Kneading sourdough is a heck of an arm workout! I kid you not. Sourdough is a slow process—because it utilizes the yeasts contained in the air rather than a premade packet of yeast, you have to knead it for up to 20 minutes (for longer if you allow your 6 year old to help). So you can burn calories while you make your bread—that’s certainly an added bonus!
I told my sister about this the other day and she said, “Who knew?” My response was that before pre-packaged leavening agents were available, everyone knew. All bread back then was made this way.
Food for thought:
if our ancestors ate bread and breadstuffs made from processed, genetically modified white flour as often as many people do today, it’s possible that we wouldn’t be here today. They would have likely had much greater incidences of diabetes and other obesity-related diseases then they had then—combine that with other causes of morbidity and mortality of the times and who knows if enough people would have survived to sustain a healthy population.

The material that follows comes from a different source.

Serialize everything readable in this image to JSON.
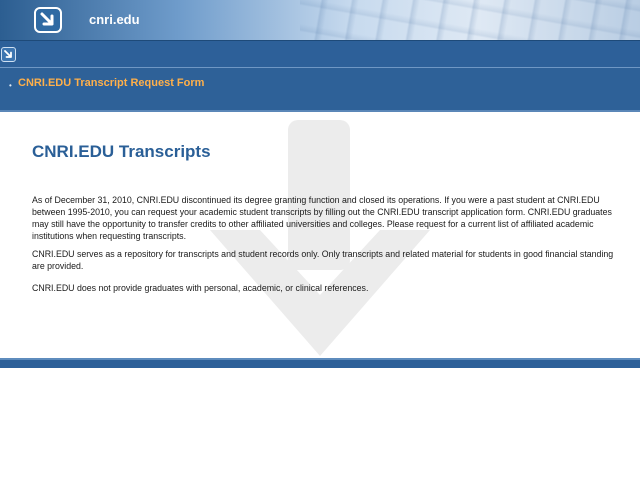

The message of this article isn’t to give people permission to overeat with sourdough bread—just like anything else, there is such thing as too much of a good thing. And of course, if you have a diagnosed health condition like wheat allergy, obesity, Celiac disease, or diabetes, you should consult with your healthcare and nutrition professionals before making any changes to your diet. But for many, traditional homemade sourdough gives us a way to not only revamp a wonderful tradition, but also to enjoy eating bread again—without the guilt.